Blanch did a brief stint as a copywriter in an advertising office and designed a poster for London Transport in 1933, however she soon turned to journalism: “It turned out that I express myself better in writing. And I had to earn my living, you know. I have always had to earn my living.” Articles like her profile of Pushkin for Time and Tide, and Anti-Beige, A plea for the Scarlet Woman for Harper’s Bazaar were remarked.
British Vogue at War
In 1935 Blanch joined British Vogue’s features department. From 1937-44 she was features editor, “Writing on everything but fashion — theatre, films, books, people“. She was on the front line of women journalists covering various aspects of Britain at war for the Ministry of Information, and documented the lives of women in the Forces with her friend the photographer Lee Miller. Vogue’s fashion editor, Anne Scott-James, described Lesley in her thinly disguised autobiographical novel In the Mink.

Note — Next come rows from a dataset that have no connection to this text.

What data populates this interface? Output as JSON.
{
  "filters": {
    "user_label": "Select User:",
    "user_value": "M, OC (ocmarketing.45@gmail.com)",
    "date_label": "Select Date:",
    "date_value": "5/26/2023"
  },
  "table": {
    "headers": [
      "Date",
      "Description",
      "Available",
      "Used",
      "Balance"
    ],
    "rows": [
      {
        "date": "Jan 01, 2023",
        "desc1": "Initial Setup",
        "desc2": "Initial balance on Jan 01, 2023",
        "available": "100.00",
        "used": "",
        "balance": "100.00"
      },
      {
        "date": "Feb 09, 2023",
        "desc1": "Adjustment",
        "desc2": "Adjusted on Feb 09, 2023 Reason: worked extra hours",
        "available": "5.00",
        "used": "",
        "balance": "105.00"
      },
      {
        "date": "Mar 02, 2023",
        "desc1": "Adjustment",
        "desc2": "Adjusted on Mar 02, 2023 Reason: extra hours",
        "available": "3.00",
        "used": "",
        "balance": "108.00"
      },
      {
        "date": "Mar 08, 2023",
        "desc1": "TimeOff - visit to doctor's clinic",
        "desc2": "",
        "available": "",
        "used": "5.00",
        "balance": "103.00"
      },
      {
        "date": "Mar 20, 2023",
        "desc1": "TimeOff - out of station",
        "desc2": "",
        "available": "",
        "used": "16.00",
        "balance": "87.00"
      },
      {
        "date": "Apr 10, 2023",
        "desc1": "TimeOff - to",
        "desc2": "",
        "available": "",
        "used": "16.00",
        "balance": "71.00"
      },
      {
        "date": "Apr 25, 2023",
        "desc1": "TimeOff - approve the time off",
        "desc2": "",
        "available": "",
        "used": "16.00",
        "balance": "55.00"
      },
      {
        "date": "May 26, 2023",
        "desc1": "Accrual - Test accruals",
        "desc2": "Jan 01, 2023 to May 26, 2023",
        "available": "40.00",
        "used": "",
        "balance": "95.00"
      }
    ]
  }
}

Lesley left British Vogue in 1945, and briefly wrote a column for the Daily Mail, but fell out with the commissioning editor, her love for all things Slav not chiming well with its conventional readership. Edward Hulton hired Lesley to write profiles about the cinema and its stars for The Leader – a journal of current affairs and the arts which was complementary to his successful photojournalist magazine, Picture Post. She worked for him as a film critic for a year. “When I lived in London during the Blitz, three flats were shattered from under me — by the end of it I wanted a change.”